A TV crew from Tehran arrives in a remote Kurdish village to film an unusual funeral ceremony but are stymied when the old woman they expect to die clings to life. A fablelike story about professional and personal frustration, this droll drama is the most tantalizingly opaque and allusive of Kiarostami’s films, containing numerous references to poetry and several key figures (including the old woman) who are never seen.
This widely acclaimed film from Soviet director Elem Klimov is a stunning, senses-shattering plunge into the dehumanizing horrors of war. As Nazi forces encroach on his small village in present-day Belarus, teenage Flyora (Aleksei Kravchenko, in one of the screen’s most searing depictions of anguish since Renée Falconetti’s Joan of Arc) eagerly joins the Soviet resistance.

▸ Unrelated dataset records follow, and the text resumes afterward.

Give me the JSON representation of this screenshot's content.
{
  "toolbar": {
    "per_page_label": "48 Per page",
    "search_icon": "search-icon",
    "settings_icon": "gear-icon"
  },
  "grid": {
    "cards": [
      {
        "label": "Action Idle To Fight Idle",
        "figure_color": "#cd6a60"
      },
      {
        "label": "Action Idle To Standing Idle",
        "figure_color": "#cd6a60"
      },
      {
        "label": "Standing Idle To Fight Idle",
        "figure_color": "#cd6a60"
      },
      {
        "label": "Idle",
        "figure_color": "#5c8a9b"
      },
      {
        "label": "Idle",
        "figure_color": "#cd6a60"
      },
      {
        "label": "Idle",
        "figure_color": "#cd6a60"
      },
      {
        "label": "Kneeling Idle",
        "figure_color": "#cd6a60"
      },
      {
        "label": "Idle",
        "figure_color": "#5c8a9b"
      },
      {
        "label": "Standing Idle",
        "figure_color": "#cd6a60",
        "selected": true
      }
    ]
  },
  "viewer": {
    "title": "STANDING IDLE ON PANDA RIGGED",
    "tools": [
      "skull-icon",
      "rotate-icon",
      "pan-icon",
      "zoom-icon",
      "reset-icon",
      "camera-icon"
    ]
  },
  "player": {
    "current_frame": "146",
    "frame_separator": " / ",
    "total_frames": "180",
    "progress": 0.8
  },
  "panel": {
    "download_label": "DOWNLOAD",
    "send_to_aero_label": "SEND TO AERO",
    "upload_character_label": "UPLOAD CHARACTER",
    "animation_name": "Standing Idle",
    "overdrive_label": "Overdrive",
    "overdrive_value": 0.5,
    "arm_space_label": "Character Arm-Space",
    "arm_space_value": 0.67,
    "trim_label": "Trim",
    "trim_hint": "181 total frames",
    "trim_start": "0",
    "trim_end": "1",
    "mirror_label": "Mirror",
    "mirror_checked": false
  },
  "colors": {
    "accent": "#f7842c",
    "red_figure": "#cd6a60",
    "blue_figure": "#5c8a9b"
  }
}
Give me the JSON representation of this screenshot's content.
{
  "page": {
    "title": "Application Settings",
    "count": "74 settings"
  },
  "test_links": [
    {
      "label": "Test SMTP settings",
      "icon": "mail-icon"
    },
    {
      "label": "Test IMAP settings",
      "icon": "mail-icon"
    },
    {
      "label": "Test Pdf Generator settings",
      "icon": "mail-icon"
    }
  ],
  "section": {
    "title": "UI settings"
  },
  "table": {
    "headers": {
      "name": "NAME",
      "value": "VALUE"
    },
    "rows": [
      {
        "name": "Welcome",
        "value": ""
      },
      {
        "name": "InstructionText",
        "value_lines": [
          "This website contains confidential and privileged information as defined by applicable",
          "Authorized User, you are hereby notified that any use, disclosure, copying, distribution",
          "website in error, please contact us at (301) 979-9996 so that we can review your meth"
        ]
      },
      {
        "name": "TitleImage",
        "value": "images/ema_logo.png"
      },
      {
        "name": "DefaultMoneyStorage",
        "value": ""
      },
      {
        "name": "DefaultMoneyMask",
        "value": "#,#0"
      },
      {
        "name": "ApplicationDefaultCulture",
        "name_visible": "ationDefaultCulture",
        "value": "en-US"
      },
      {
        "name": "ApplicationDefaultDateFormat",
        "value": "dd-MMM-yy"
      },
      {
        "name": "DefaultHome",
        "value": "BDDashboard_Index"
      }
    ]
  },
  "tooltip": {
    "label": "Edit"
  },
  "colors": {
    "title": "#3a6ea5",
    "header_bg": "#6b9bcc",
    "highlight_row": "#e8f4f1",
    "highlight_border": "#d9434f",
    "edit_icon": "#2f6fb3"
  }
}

DCP, Blu-ray, DVD
Mathieu Kassovitz took the film world by storm with La haine, a gritty, unsettling, and visually explosive look at the racial and cultural volatility in modern-day France, specifically the low-income banlieue districts on Paris’s outskirts.
DCP, 35 mm, Blu-ray, DVD